When was the last time the NFL saw this kind of a long shot? Maybe the Ravens in 2000 when they were coming off an 8-8 season? Or maybe the St. Louis Rams the year before, when their odds plummeted after Trent Green got hurt and Dick Vermeil was forced to name a grocery store bagboy making $5.50 an hour named Kurt Warner as the starting quarterback?
But that doesn’t mean there’s money to be made this season. You just have to bet smart.
Is this the Ravens’ year? If you think so, the longer you wait, the lower the odds will get, meaning you will make less money on your bet.

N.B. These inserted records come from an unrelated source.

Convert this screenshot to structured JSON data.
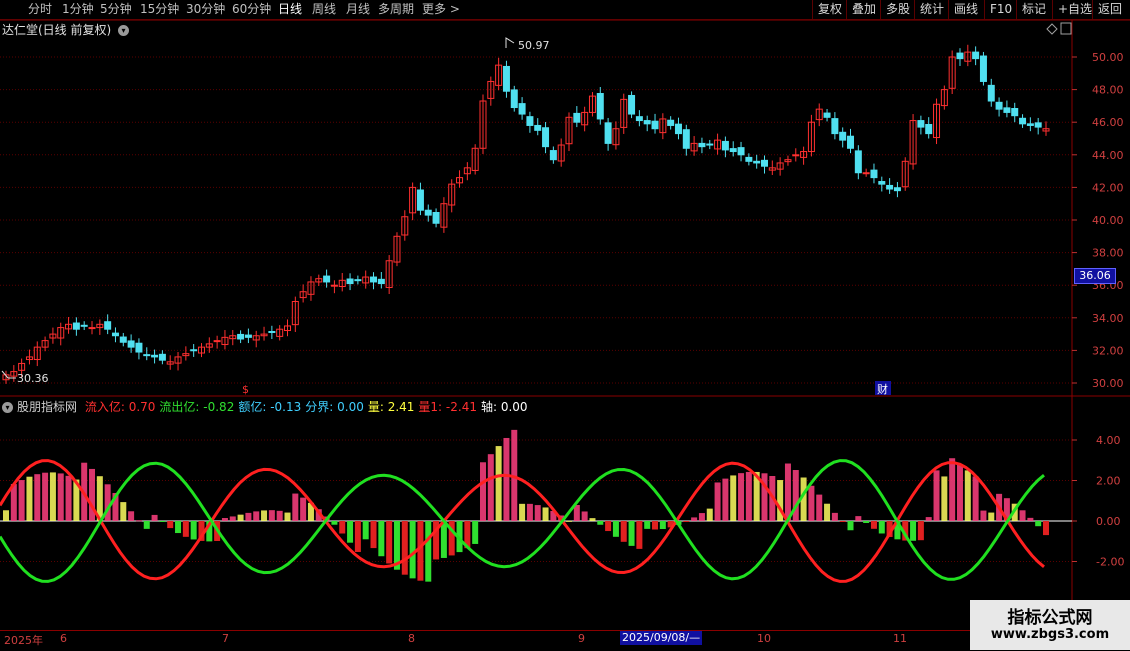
{
  "toolbar": {
    "left_tabs": [
      "分时",
      "1分钟",
      "5分钟",
      "15分钟",
      "30分钟",
      "60分钟",
      "日线",
      "周线",
      "月线",
      "多周期",
      "更多 >"
    ],
    "active_tab": "日线",
    "right_buttons": [
      "复权",
      "叠加",
      "多股",
      "统计",
      "画线",
      "F10",
      "标记",
      "+自选",
      "返回"
    ]
  },
  "price_panel": {
    "title": "达仁堂(日线 前复权)",
    "high_marker": "50.97",
    "low_marker": "30.36",
    "current_price_box": "36.06",
    "y_ticks": [
      "50.00",
      "48.00",
      "46.00",
      "44.00",
      "42.00",
      "40.00",
      "38.00",
      "36.00",
      "34.00",
      "32.00",
      "30.00"
    ],
    "marker_dollar": "$",
    "marker_cai": "财"
  },
  "indicator_panel": {
    "name": "股朋指标网",
    "params": [
      {
        "label": "流入亿:",
        "value": "0.70",
        "color": "#ff3030"
      },
      {
        "label": "流出亿:",
        "value": "-0.82",
        "color": "#30e030"
      },
      {
        "label": "额亿:",
        "value": "-0.13",
        "color": "#40d0ff"
      },
      {
        "label": "分界:",
        "value": "0.00",
        "color": "#40d0ff"
      },
      {
        "label": "量:",
        "value": "2.41",
        "color": "#ffff40"
      },
      {
        "label": "量1:",
        "value": "-2.41",
        "color": "#ff3030"
      },
      {
        "label": "轴:",
        "value": "0.00",
        "color": "#ffffff"
      }
    ],
    "y_ticks": [
      "4.00",
      "2.00",
      "0.00",
      "-2.00"
    ]
  },
  "x_axis": {
    "labels": [
      "2025年",
      "6",
      "7",
      "8",
      "9",
      "10",
      "11"
    ],
    "date_box": "2025/09/08/—"
  },
  "watermark": {
    "line1": "指标公式网",
    "line2": "www.zbgs3.com"
  },
  "colors": {
    "up": "#ff3030",
    "down": "#50e0f0",
    "grid": "#5a0000",
    "inflow_line": "#ff2020",
    "outflow_line": "#20e020"
  },
  "chart_data": {
    "type": "candlestick",
    "y_range": [
      29.5,
      51.5
    ],
    "candles_close": [
      30.5,
      30.7,
      31.2,
      31.6,
      32.2,
      32.6,
      33.0,
      33.4,
      33.6,
      33.3,
      33.5,
      33.4,
      33.6,
      33.3,
      32.9,
      32.5,
      32.2,
      31.9,
      31.7,
      31.6,
      31.4,
      31.3,
      31.6,
      31.8,
      32.0,
      32.2,
      32.4,
      32.6,
      32.8,
      32.9,
      32.7,
      32.8,
      32.9,
      33.0,
      33.1,
      33.3,
      33.5,
      35.0,
      35.6,
      36.2,
      36.4,
      36.2,
      36.0,
      36.3,
      36.1,
      36.3,
      36.5,
      36.2,
      36.1,
      37.5,
      39.0,
      40.2,
      42.0,
      40.6,
      40.3,
      39.8,
      41.0,
      42.2,
      42.6,
      43.2,
      44.4,
      47.3,
      48.5,
      49.5,
      47.9,
      46.9,
      46.5,
      45.8,
      45.5,
      44.5,
      43.7,
      44.6,
      46.3,
      46.0,
      46.6,
      47.6,
      46.2,
      44.7,
      45.6,
      47.4,
      46.5,
      46.1,
      45.9,
      45.6,
      46.2,
      45.8,
      45.3,
      44.4,
      44.7,
      44.5,
      44.6,
      44.9,
      44.3,
      44.2,
      44.0,
      43.6,
      43.5,
      43.3,
      43.2,
      43.5,
      43.7,
      44.0,
      44.2,
      46.0,
      46.8,
      46.3,
      45.3,
      44.9,
      44.4,
      42.9,
      42.9,
      42.6,
      42.2,
      41.9,
      41.8,
      43.6,
      46.1,
      45.7,
      45.3,
      47.1,
      48.0,
      50.0,
      49.9,
      50.3,
      49.9,
      48.5,
      47.3,
      46.8,
      46.6,
      46.4,
      45.9,
      45.8,
      45.7,
      45.6
    ]
  }
}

You also have to be calculating. What happens if you put $100 on the Patriots, 49ers and Saints to win all. You would be guaranteed to win money if any of those three win the title, but there’s no guarantee any will even make the Super Bowl. What happens if Jackson, Tom Brady, Drew Brees or Jimmy Garoppolo suffers a season-ending injury?

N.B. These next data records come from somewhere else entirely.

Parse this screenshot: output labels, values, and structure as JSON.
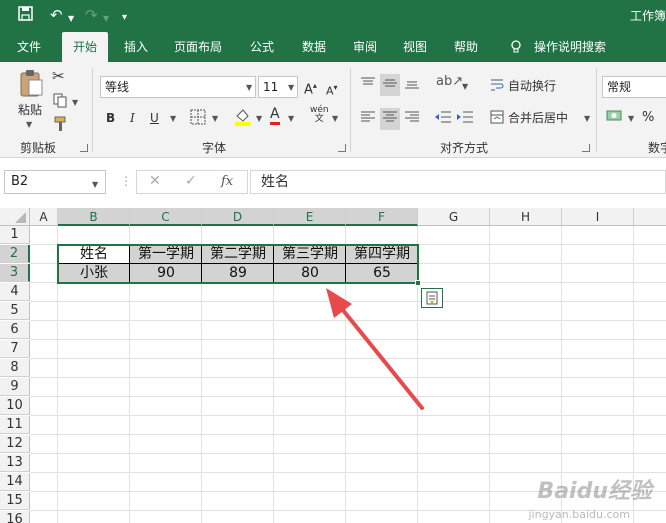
{
  "title_bar": {
    "title": "工作簿"
  },
  "tabs": [
    "文件",
    "开始",
    "插入",
    "页面布局",
    "公式",
    "数据",
    "审阅",
    "视图",
    "帮助",
    "操作说明搜索"
  ],
  "clipboard": {
    "paste_label": "粘贴",
    "group_label": "剪贴板"
  },
  "font": {
    "name": "等线",
    "size": "11",
    "bold": "B",
    "italic": "I",
    "underline": "U",
    "font_color_glyph": "A",
    "phonetic_glyph": "wén",
    "group_label": "字体"
  },
  "alignment": {
    "wrap_label": "自动换行",
    "merge_label": "合并后居中",
    "group_label": "对齐方式"
  },
  "number": {
    "format": "常规",
    "percent": "%",
    "group_label": "数字"
  },
  "formula_bar": {
    "name_box": "B2",
    "fx": "fx",
    "content": "姓名"
  },
  "columns": [
    "A",
    "B",
    "C",
    "D",
    "E",
    "F",
    "G",
    "H",
    "I"
  ],
  "rows": [
    "1",
    "2",
    "3",
    "4",
    "5",
    "6",
    "7",
    "8",
    "9",
    "10",
    "11",
    "12",
    "13",
    "14",
    "15",
    "16"
  ],
  "table": {
    "header": [
      "姓名",
      "第一学期",
      "第二学期",
      "第三学期",
      "第四学期"
    ],
    "row": [
      "小张",
      "90",
      "89",
      "80",
      "65"
    ]
  },
  "watermark": {
    "main": "Baidu经验",
    "sub": "jingyan.baidu.com"
  },
  "colors": {
    "accent": "#217346",
    "arrow": "#e8494a",
    "selection_fill": "#d3d3d3"
  }
}
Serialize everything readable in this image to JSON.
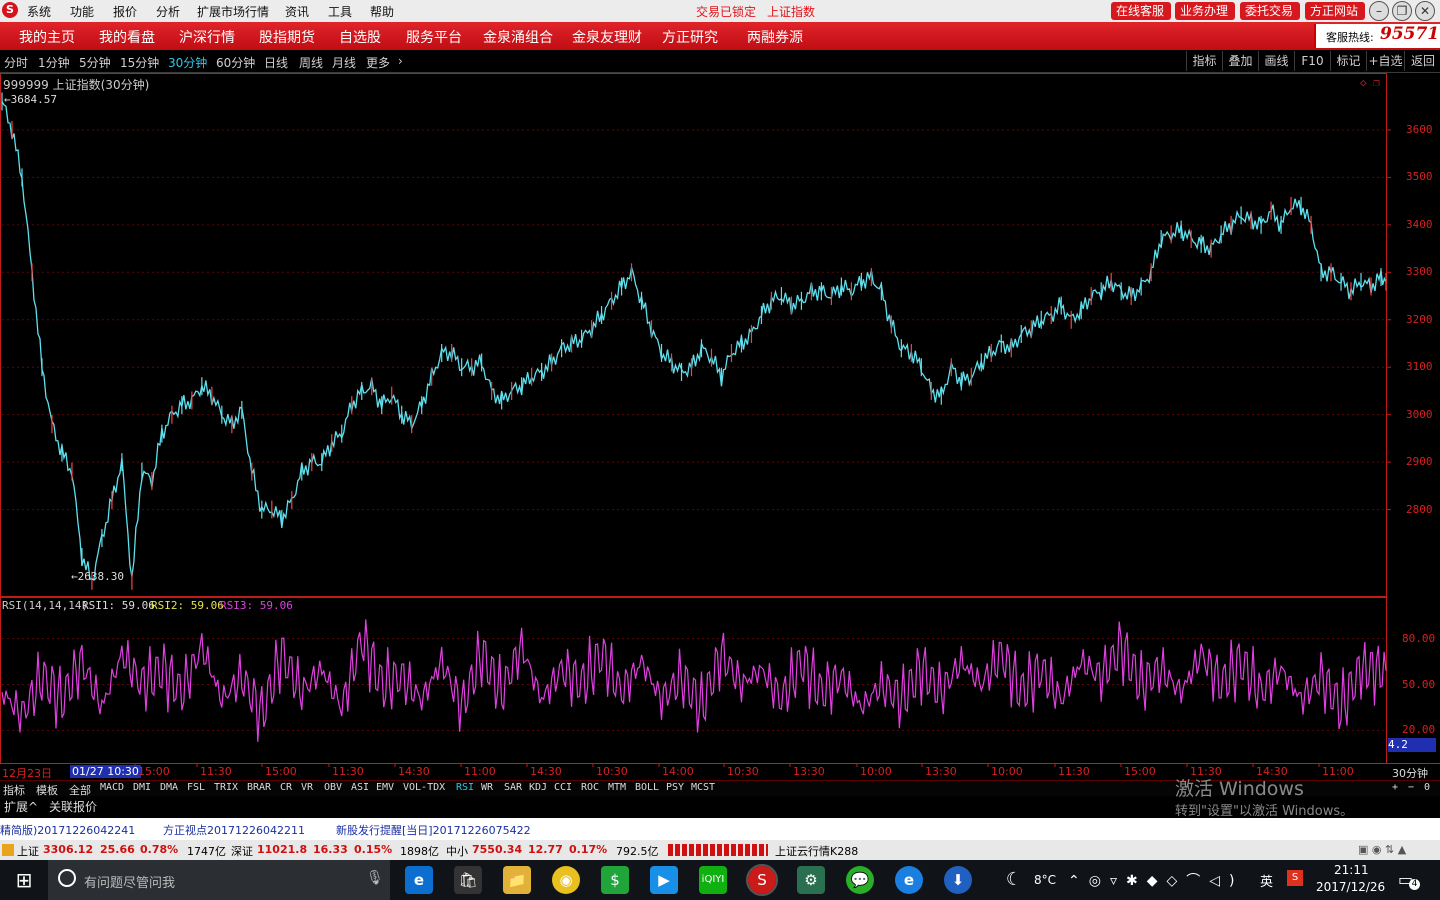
{
  "titlebar": {
    "menus": [
      "系统",
      "功能",
      "报价",
      "分析",
      "扩展市场行情",
      "资讯",
      "工具",
      "帮助"
    ],
    "lock_status": "交易已锁定",
    "current_name": "上证指数",
    "buttons": [
      "在线客服",
      "业务办理",
      "委托交易",
      "方正网站"
    ]
  },
  "navbar": {
    "items": [
      "我的主页",
      "我的看盘",
      "沪深行情",
      "股指期货",
      "自选股",
      "服务平台",
      "金泉涌组合",
      "金泉友理财",
      "方正研究",
      "两融券源"
    ],
    "hotline_label": "客服热线:",
    "hotline_number": "95571"
  },
  "periodbar": {
    "periods": [
      "分时",
      "1分钟",
      "5分钟",
      "15分钟",
      "30分钟",
      "60分钟",
      "日线",
      "周线",
      "月线",
      "更多"
    ],
    "active": "30分钟",
    "tools": [
      "指标",
      "叠加",
      "画线",
      "F10",
      "标记",
      "+自选",
      "返回"
    ]
  },
  "chart_info": {
    "title": "999999 上证指数(30分钟)",
    "high_label": "3684.57",
    "low_label": "2638.30"
  },
  "rsi": {
    "label": "RSI(14,14,14)",
    "rsi1_label": "RSI1: 59.06",
    "rsi2_label": "RSI2: 59.06",
    "rsi3_label": "RSI3: 59.06",
    "current": "4.2"
  },
  "chart_data": [
    {
      "type": "line",
      "title": "999999 上证指数(30分钟)",
      "ylim": [
        2620,
        3720
      ],
      "yticks": [
        3600,
        3500,
        3400,
        3300,
        3200,
        3100,
        3000,
        2900,
        2800
      ],
      "high": 3684.57,
      "low": 2638.3,
      "series": [
        {
          "name": "",
          "x": [
            0,
            10,
            20,
            30,
            40,
            50,
            60,
            70,
            80,
            90,
            100,
            110,
            120,
            130,
            140,
            150,
            160,
            170,
            180,
            190,
            200,
            210,
            220,
            230,
            240,
            250,
            260,
            270,
            280,
            290,
            300,
            310,
            320,
            330,
            340,
            350,
            360,
            370,
            380,
            390,
            400,
            410,
            420,
            430,
            440,
            450,
            460,
            470,
            480,
            490,
            500,
            510,
            520,
            530,
            540,
            550,
            560,
            570,
            580,
            590,
            600,
            610,
            620,
            630,
            640,
            650,
            660,
            670,
            680,
            690,
            700,
            710,
            720,
            730,
            740,
            750,
            760,
            770,
            780,
            790,
            800,
            810,
            820,
            830,
            840,
            850,
            860,
            870,
            880,
            890,
            900,
            910,
            920,
            930,
            940,
            950,
            960,
            970,
            980,
            990,
            1000,
            1010,
            1020,
            1030,
            1040,
            1050,
            1060,
            1070,
            1080,
            1090,
            1100,
            1110,
            1120,
            1130,
            1140,
            1150,
            1160,
            1170,
            1180,
            1190,
            1200,
            1210,
            1220,
            1230,
            1240,
            1250,
            1260,
            1270,
            1280,
            1290,
            1300,
            1310,
            1320,
            1330,
            1340,
            1350,
            1360,
            1370,
            1380,
            1385
          ],
          "values": [
            3660,
            3600,
            3500,
            3300,
            3100,
            2980,
            2920,
            2880,
            2700,
            2650,
            2740,
            2820,
            2900,
            2650,
            2880,
            2860,
            2960,
            3000,
            3020,
            3030,
            3060,
            3040,
            3000,
            2980,
            3010,
            2880,
            2800,
            2800,
            2780,
            2820,
            2880,
            2900,
            2900,
            2940,
            2960,
            3020,
            3050,
            3060,
            3020,
            3040,
            3000,
            2980,
            3020,
            3080,
            3130,
            3130,
            3100,
            3100,
            3110,
            3050,
            3030,
            3050,
            3060,
            3080,
            3090,
            3110,
            3140,
            3150,
            3160,
            3180,
            3210,
            3240,
            3270,
            3300,
            3240,
            3180,
            3130,
            3110,
            3090,
            3100,
            3140,
            3120,
            3080,
            3130,
            3150,
            3170,
            3210,
            3240,
            3250,
            3230,
            3240,
            3260,
            3260,
            3250,
            3270,
            3260,
            3280,
            3290,
            3260,
            3190,
            3140,
            3130,
            3100,
            3050,
            3040,
            3100,
            3070,
            3080,
            3110,
            3130,
            3150,
            3140,
            3170,
            3180,
            3200,
            3210,
            3230,
            3200,
            3220,
            3250,
            3260,
            3280,
            3260,
            3250,
            3270,
            3300,
            3370,
            3380,
            3390,
            3370,
            3360,
            3350,
            3380,
            3400,
            3420,
            3410,
            3400,
            3430,
            3400,
            3440,
            3440,
            3400,
            3300,
            3300,
            3280,
            3260,
            3280,
            3270,
            3290,
            3280
          ]
        }
      ]
    },
    {
      "type": "line",
      "title": "RSI(14,14,14)",
      "ylim": [
        0,
        100
      ],
      "yticks": [
        80,
        50,
        20
      ],
      "series": [
        {
          "name": "RSI1",
          "x": [
            0,
            20,
            40,
            60,
            80,
            100,
            120,
            140,
            160,
            180,
            200,
            220,
            240,
            260,
            280,
            300,
            320,
            340,
            360,
            380,
            400,
            420,
            440,
            460,
            480,
            500,
            520,
            540,
            560,
            580,
            600,
            620,
            640,
            660,
            680,
            700,
            720,
            740,
            760,
            780,
            800,
            820,
            840,
            860,
            880,
            900,
            920,
            940,
            960,
            980,
            1000,
            1020,
            1040,
            1060,
            1080,
            1100,
            1120,
            1140,
            1160,
            1180,
            1200,
            1220,
            1240,
            1260,
            1280,
            1300,
            1320,
            1340,
            1360,
            1385
          ],
          "values": [
            45,
            30,
            55,
            40,
            65,
            35,
            70,
            50,
            60,
            45,
            75,
            40,
            55,
            30,
            70,
            45,
            60,
            35,
            80,
            50,
            55,
            40,
            65,
            35,
            70,
            45,
            75,
            40,
            60,
            50,
            70,
            45,
            65,
            40,
            55,
            35,
            70,
            50,
            60,
            40,
            65,
            45,
            55,
            35,
            50,
            40,
            60,
            45,
            65,
            50,
            70,
            45,
            60,
            40,
            65,
            55,
            75,
            50,
            60,
            45,
            70,
            50,
            65,
            45,
            60,
            40,
            55,
            35,
            60,
            59.06
          ]
        }
      ]
    }
  ],
  "xaxis": {
    "start_label": "12月23日",
    "cursor_label": "01/27 10:30",
    "ticks": [
      "15:00",
      "11:30",
      "15:00",
      "11:30",
      "14:30",
      "11:00",
      "14:30",
      "10:30",
      "14:00",
      "10:30",
      "13:30",
      "10:00",
      "13:30",
      "10:00",
      "11:30",
      "15:00",
      "11:30",
      "14:30",
      "11:00"
    ],
    "period_label": "30分钟"
  },
  "indicator_tabs": [
    "指标",
    "模板",
    "全部",
    "MACD",
    "DMI",
    "DMA",
    "FSL",
    "TRIX",
    "BRAR",
    "CR",
    "VR",
    "OBV",
    "ASI",
    "EMV",
    "VOL-TDX",
    "RSI",
    "WR",
    "SAR",
    "KDJ",
    "CCI",
    "ROC",
    "MTM",
    "BOLL",
    "PSY",
    "MCST"
  ],
  "indicator_active": "RSI",
  "zoom_controls": [
    "+",
    "−",
    "0"
  ],
  "ext_tabs": [
    "扩展^",
    "关联报价"
  ],
  "watermark": {
    "line1": "激活 Windows",
    "line2": "转到\"设置\"以激活 Windows。"
  },
  "news": [
    "精简版)20171226042241",
    "方正视点20171226042211",
    "新股发行提醒[当日]20171226075422"
  ],
  "status": {
    "sh_label": "上证",
    "sh_value": "3306.12",
    "sh_change": "25.66",
    "sh_pct": "0.78%",
    "sh_amount": "1747亿",
    "sz_label": "深证",
    "sz_value": "11021.8",
    "sz_change": "16.33",
    "sz_pct": "0.15%",
    "sz_amount": "1898亿",
    "zx_label": "中小",
    "zx_value": "7550.34",
    "zx_change": "12.77",
    "zx_pct": "0.17%",
    "zx_amount": "792.5亿",
    "cloud": "上证云行情K288"
  },
  "taskbar": {
    "search_placeholder": "有问题尽管问我",
    "weather": "8°C",
    "ime": "英",
    "time": "21:11",
    "date": "2017/12/26",
    "notif_count": "4"
  },
  "colors": {
    "price_line": "#5ee0ee",
    "rsi_line": "#e040e0",
    "axis_red": "#c01a1a",
    "grid_red": "#5a0808"
  }
}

Their fan bases will be sad, but probably not as devastated as those who have money riding on their teams winning Super Bowl LIV.
But you know who might not shed a tear? Those who bet on Kansas City (10/1), Minnesota (12/1), Seattle (12/1), Green Bay (18/1), Dallas (18/1) or Houston (40/1), which at their current odds are bargains should one of the league’s elite teams suffer injury to key players.
All of a sudden, betting slips that looked destined for the garbage are looking like they may be framed and displayed proudly.
But until anything changes, it’s Jackson’s NFL. He may very well be the league’s No. 1 player, but in the eyes of sportsbooks, he very well is being seen as their Public Enemy No. 1.
Jon Gallo is an award-winning journalist and editor with 19 years of experience, including stints as a staff writer at The Washington Post and sports editor at The Baltimore Examiner. He also believes the government should declare federal holidays in honor of the following: the Round of 64 of the NCAA men’s basketball tournament; the Friday of the Sweet 16; the Monday after the Super Bowl; and of course, the day after the release of the latest Madden NFL video game.